(Data)

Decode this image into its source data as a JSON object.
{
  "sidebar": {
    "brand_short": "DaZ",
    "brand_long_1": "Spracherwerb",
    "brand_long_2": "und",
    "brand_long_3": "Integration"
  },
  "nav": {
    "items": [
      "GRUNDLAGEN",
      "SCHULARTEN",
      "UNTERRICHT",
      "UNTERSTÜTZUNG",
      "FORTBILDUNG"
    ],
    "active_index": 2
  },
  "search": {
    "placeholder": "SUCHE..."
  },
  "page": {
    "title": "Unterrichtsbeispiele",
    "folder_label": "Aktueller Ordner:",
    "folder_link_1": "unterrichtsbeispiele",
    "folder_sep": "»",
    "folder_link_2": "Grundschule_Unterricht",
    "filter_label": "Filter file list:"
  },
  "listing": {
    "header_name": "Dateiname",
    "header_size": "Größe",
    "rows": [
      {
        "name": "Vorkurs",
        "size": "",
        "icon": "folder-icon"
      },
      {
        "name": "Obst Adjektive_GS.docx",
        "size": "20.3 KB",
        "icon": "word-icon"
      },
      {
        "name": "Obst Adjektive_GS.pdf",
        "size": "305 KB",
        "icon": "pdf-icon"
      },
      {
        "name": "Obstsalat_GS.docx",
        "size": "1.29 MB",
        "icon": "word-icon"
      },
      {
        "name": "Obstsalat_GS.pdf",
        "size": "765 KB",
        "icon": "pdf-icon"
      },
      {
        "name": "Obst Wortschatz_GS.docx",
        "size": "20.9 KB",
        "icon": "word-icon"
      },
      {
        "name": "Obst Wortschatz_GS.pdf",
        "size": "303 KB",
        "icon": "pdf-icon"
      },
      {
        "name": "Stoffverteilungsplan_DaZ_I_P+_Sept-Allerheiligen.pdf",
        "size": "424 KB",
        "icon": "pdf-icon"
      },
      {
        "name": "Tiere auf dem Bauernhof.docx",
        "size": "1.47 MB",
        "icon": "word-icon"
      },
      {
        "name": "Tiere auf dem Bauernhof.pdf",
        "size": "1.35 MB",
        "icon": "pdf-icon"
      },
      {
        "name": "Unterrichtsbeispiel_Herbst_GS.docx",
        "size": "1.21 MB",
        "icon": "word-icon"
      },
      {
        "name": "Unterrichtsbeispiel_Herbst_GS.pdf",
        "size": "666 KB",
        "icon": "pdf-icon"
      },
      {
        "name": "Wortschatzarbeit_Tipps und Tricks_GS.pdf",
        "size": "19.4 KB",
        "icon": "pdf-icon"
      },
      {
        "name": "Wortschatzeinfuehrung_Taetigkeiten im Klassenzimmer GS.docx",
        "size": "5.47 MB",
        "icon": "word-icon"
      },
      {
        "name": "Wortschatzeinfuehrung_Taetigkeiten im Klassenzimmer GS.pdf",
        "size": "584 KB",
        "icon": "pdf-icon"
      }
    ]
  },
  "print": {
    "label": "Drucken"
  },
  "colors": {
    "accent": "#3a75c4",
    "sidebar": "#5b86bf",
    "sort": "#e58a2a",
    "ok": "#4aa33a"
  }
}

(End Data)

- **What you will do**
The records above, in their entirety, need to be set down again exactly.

- **Answer to the exercise**
Decode this image into its source data as a JSON object.
{
  "sidebar": {
    "brand_short": "DaZ",
    "brand_long_1": "Spracherwerb",
    "brand_long_2": "und",
    "brand_long_3": "Integration"
  },
  "nav": {
    "items": [
      "GRUNDLAGEN",
      "SCHULARTEN",
      "UNTERRICHT",
      "UNTERSTÜTZUNG",
      "FORTBILDUNG"
    ],
    "active_index": 2
  },
  "search": {
    "placeholder": "SUCHE..."
  },
  "page": {
    "title": "Unterrichtsbeispiele",
    "folder_label": "Aktueller Ordner:",
    "folder_link_1": "unterrichtsbeispiele",
    "folder_sep": "»",
    "folder_link_2": "Grundschule_Unterricht",
    "filter_label": "Filter file list:"
  },
  "listing": {
    "header_name": "Dateiname",
    "header_size": "Größe",
    "rows": [
      {
        "name": "Vorkurs",
        "size": "",
        "icon": "folder-icon"
      },
      {
        "name": "Obst Adjektive_GS.docx",
        "size": "20.3 KB",
        "icon": "word-icon"
      },
      {
        "name": "Obst Adjektive_GS.pdf",
        "size": "305 KB",
        "icon": "pdf-icon"
      },
      {
        "name": "Obstsalat_GS.docx",
        "size": "1.29 MB",
        "icon": "word-icon"
      },
      {
        "name": "Obstsalat_GS.pdf",
        "size": "765 KB",
        "icon": "pdf-icon"
      },
      {
        "name": "Obst Wortschatz_GS.docx",
        "size": "20.9 KB",
        "icon": "word-icon"
      },
      {
        "name": "Obst Wortschatz_GS.pdf",
        "size": "303 KB",
        "icon": "pdf-icon"
      },
      {
        "name": "Stoffverteilungsplan_DaZ_I_P+_Sept-Allerheiligen.pdf",
        "size": "424 KB",
        "icon": "pdf-icon"
      },
      {
        "name": "Tiere auf dem Bauernhof.docx",
        "size": "1.47 MB",
        "icon": "word-icon"
      },
      {
        "name": "Tiere auf dem Bauernhof.pdf",
        "size": "1.35 MB",
        "icon": "pdf-icon"
      },
      {
        "name": "Unterrichtsbeispiel_Herbst_GS.docx",
        "size": "1.21 MB",
        "icon": "word-icon"
      },
      {
        "name": "Unterrichtsbeispiel_Herbst_GS.pdf",
        "size": "666 KB",
        "icon": "pdf-icon"
      },
      {
        "name": "Wortschatzarbeit_Tipps und Tricks_GS.pdf",
        "size": "19.4 KB",
        "icon": "pdf-icon"
      },
      {
        "name": "Wortschatzeinfuehrung_Taetigkeiten im Klassenzimmer GS.docx",
        "size": "5.47 MB",
        "icon": "word-icon"
      },
      {
        "name": "Wortschatzeinfuehrung_Taetigkeiten im Klassenzimmer GS.pdf",
        "size": "584 KB",
        "icon": "pdf-icon"
      }
    ]
  },
  "print": {
    "label": "Drucken"
  },
  "colors": {
    "accent": "#3a75c4",
    "sidebar": "#5b86bf",
    "sort": "#e58a2a",
    "ok": "#4aa33a"
  }
}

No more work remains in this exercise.